## Task details
Only lines containing the word "клиентов" belong in the answer; copy each one from the records.

+++

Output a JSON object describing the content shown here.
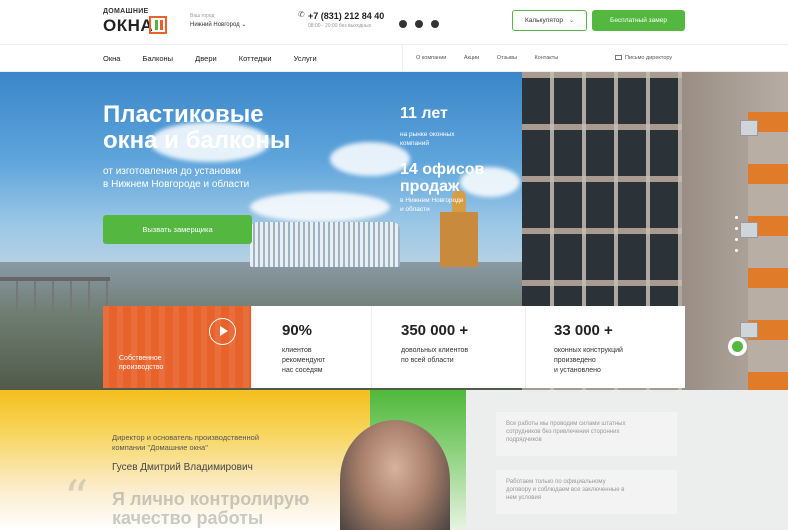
{
  "header": {
    "logo_line1": "ДОМАШНИЕ",
    "logo_line2": "ОКНА",
    "city_caption": "Ваш город",
    "city_value": "Нижний Новгород",
    "phone": "+7 (831) 212 84 40",
    "hours": "08:00 - 20:00 без выходных",
    "calc_label": "Калькулятор",
    "measure_label": "Бесплатный замер"
  },
  "nav": {
    "main": [
      "Окна",
      "Балконы",
      "Двери",
      "Коттеджи",
      "Услуги"
    ],
    "secondary": [
      "О компании",
      "Акции",
      "Отзывы",
      "Контакты"
    ],
    "letter": "Письмо директору"
  },
  "hero": {
    "title_line1": "Пластиковые",
    "title_line2": "окна и балконы",
    "subtitle_line1": "от изготовления до установки",
    "subtitle_line2": "в Нижнем Новгороде и области",
    "cta": "Вызвать замерщика",
    "stat1_big": "11 лет",
    "stat1_small_line1": "на рынке оконных",
    "stat1_small_line2": "компаний",
    "stat2_big_line1": "14 офисов",
    "stat2_big_line2": "продаж",
    "stat2_small_line1": "в Нижнем Новгороде",
    "stat2_small_line2": "и области"
  },
  "stats": {
    "production_line1": "Собственное",
    "production_line2": "производство",
    "items": [
      {
        "value": "90%",
        "line1": "клиентов",
        "line2": "рекомендуют",
        "line3": "нас соседям"
      },
      {
        "value": "350 000 +",
        "line1": "довольных клиентов",
        "line2": "по всей области",
        "line3": ""
      },
      {
        "value": "33 000 +",
        "line1": "оконных конструкций",
        "line2": "произведено",
        "line3": "и установлено"
      }
    ]
  },
  "director": {
    "role_line1": "Директор и основатель производственной",
    "role_line2": "компании \"Домашние окна\"",
    "name": "Гусев Дмитрий Владимирович",
    "quote_line1": "Я лично контролирую",
    "quote_line2": "качество работы"
  },
  "cards": [
    {
      "line1": "Все работы мы проводим силами штатных",
      "line2": "сотрудников без привлечения сторонних",
      "line3": "подрядчиков"
    },
    {
      "line1": "Работаем только по официальному",
      "line2": "договору и соблюдаем все заключенные в",
      "line3": "нем условия"
    }
  ],
  "colors": {
    "accent_green": "#54b840",
    "accent_orange": "#e8622b"
  }
}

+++

## Response
        "line1": "клиентов",
        "line1": "довольных клиентов",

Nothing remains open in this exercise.